Task description
Look through the entries and count each line that includes the string "heading". Reply with the number alone.

---- Task data

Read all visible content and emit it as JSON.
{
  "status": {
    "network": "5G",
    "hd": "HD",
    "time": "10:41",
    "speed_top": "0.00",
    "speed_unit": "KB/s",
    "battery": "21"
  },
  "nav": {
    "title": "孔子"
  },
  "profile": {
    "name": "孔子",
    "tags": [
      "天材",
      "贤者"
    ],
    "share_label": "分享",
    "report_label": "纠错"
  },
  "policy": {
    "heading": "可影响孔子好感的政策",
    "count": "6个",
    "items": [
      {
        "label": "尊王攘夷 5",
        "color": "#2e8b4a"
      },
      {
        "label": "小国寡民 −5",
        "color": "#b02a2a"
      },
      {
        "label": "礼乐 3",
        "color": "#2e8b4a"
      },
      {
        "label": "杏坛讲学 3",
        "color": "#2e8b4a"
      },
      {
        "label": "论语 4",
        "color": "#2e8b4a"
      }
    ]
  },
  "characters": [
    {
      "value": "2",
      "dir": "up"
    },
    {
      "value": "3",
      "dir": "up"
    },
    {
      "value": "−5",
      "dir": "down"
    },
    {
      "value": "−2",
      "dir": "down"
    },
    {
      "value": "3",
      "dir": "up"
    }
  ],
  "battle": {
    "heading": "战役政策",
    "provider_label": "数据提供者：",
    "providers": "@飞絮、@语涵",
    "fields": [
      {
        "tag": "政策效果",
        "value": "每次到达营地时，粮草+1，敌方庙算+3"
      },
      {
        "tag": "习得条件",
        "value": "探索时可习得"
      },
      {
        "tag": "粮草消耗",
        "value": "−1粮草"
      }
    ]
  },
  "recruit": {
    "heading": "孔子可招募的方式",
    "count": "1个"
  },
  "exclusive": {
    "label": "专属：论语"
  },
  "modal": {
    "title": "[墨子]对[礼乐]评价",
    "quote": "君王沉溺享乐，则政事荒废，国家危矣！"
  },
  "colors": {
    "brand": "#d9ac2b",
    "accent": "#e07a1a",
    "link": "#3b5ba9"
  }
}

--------

Task answer
3